Target pest: Passiflora spp. (Violales: Passifloraceae), banana passionfruit

Agent introduced: Odonna passiflorae (Lepidoptera: Oecophoridae), passionfruit stem-boring moth

Import notes: Landcare Research (2019e) - researchers hope to be able to import a shipment of O. passiflorae from Colombia for host-testing around the middle of 2020.

Impacts on non-targets: Landcare Research (2019e) - biocontrol agents need to be able to reduce the vigour and spread of weedy passionfruit species without harming the native passionfruit, kōhia (P. tetrandra) or the commercially grown black passionfruit (P. edulis). Fortunately kōhia and black passionfruit are in different sub-genera, Tetrapathaea and Passiflora respectively, from the weedy species. To conduct host range testing for another potential biocontrol agent, the passionfruit moth Glyphodes perelegans, attempts were made nearly a decade ago to set up a natural field trial in Colombia. Only four kōhia plants established successfully at the site in Colombia; they have grown slowly and have still not yet produced flowers. However, there has been no sign of them being attacked by O. passiflorae, despite this moth killing many Passiflora tarminina (one of the most problematic Passiflora species in New Zealand) plants at the trial site.

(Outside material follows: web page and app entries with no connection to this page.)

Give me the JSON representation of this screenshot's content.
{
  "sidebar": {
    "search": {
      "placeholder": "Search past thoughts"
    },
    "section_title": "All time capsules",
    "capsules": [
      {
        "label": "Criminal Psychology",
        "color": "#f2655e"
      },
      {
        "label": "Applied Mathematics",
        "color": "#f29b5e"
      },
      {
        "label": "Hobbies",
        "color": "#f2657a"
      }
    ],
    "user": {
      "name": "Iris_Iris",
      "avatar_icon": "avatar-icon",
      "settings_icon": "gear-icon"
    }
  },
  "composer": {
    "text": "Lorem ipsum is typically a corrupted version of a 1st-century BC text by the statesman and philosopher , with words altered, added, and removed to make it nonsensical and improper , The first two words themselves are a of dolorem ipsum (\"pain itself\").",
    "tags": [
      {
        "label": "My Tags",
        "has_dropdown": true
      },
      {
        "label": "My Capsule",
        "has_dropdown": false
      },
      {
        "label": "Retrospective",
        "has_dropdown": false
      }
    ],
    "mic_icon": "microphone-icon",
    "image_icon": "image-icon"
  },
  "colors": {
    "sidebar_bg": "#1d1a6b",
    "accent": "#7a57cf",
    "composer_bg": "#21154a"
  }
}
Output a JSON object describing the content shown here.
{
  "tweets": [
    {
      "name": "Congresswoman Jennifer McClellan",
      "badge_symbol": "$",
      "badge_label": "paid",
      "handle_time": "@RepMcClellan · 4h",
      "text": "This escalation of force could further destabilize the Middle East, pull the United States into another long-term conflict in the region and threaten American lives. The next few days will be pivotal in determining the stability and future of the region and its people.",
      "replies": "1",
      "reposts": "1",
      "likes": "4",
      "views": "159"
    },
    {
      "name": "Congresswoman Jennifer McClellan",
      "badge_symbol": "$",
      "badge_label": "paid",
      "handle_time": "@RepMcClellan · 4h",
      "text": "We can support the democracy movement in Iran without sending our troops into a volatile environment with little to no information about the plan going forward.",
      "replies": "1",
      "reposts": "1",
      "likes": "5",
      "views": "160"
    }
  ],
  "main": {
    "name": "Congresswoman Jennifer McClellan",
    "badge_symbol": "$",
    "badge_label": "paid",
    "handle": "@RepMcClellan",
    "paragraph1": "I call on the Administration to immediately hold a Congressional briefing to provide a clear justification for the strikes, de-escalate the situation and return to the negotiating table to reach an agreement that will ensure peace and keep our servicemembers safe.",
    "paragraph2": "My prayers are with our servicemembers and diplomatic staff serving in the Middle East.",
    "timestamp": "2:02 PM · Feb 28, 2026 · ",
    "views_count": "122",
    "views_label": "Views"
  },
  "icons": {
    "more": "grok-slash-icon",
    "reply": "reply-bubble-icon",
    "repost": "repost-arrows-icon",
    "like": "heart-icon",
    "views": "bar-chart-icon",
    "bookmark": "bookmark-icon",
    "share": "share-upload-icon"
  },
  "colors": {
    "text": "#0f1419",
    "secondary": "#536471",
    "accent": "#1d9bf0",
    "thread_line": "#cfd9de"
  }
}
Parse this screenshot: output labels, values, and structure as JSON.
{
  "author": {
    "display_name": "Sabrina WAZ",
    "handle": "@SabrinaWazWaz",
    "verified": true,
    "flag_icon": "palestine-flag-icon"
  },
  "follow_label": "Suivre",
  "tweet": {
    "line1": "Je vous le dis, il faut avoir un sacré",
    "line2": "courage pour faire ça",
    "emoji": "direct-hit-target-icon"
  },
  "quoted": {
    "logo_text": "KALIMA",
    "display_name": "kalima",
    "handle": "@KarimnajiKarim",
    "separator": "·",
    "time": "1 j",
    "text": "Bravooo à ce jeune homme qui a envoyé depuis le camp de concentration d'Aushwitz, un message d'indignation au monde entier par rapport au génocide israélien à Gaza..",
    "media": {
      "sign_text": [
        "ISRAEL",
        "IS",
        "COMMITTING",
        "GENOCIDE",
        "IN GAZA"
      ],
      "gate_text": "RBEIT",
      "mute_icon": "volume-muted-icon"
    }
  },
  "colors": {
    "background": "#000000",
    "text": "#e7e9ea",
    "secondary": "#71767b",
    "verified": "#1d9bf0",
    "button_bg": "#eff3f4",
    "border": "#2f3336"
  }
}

General comments: Landcare Research (2019e) - in New Zealand the term ‘banana passionfruit’ is used to refer to a group of vigorous vines that grow up to 10 m tall and originate from the high Andes of South America. The species of concern all have edible fruits and belong in the same sub-genus, Tacsonia. The three most problematic species, and the regions where they are most commonly found, are: Passiflora tripartita var. mollissima (Wellington, Nelson and Marlborough), P. tripartita var. azuayensis (Wellington, Canterbury and Otago), and P. tarminiana (northern North Island). Less widespread species, but also of concern since they are spreading, include P. mixta (Auckland and Marlborough), P. pinnatistipula (Canterbury and Otago), P. x rosea (Banks Peninsula), and P. antioquiensis (Auckland and Marlborough).


Landcare Research (2019e). Twists and turns for banana passionfruit. Weed Biocontrol: What's New? 88, May 2019 https://www.landcareresearch.co.nz/publications/newsletters/biological-control-of-weeds/weed-biocontrol-issue-88/twists-and-turns-for-banana-passionfruit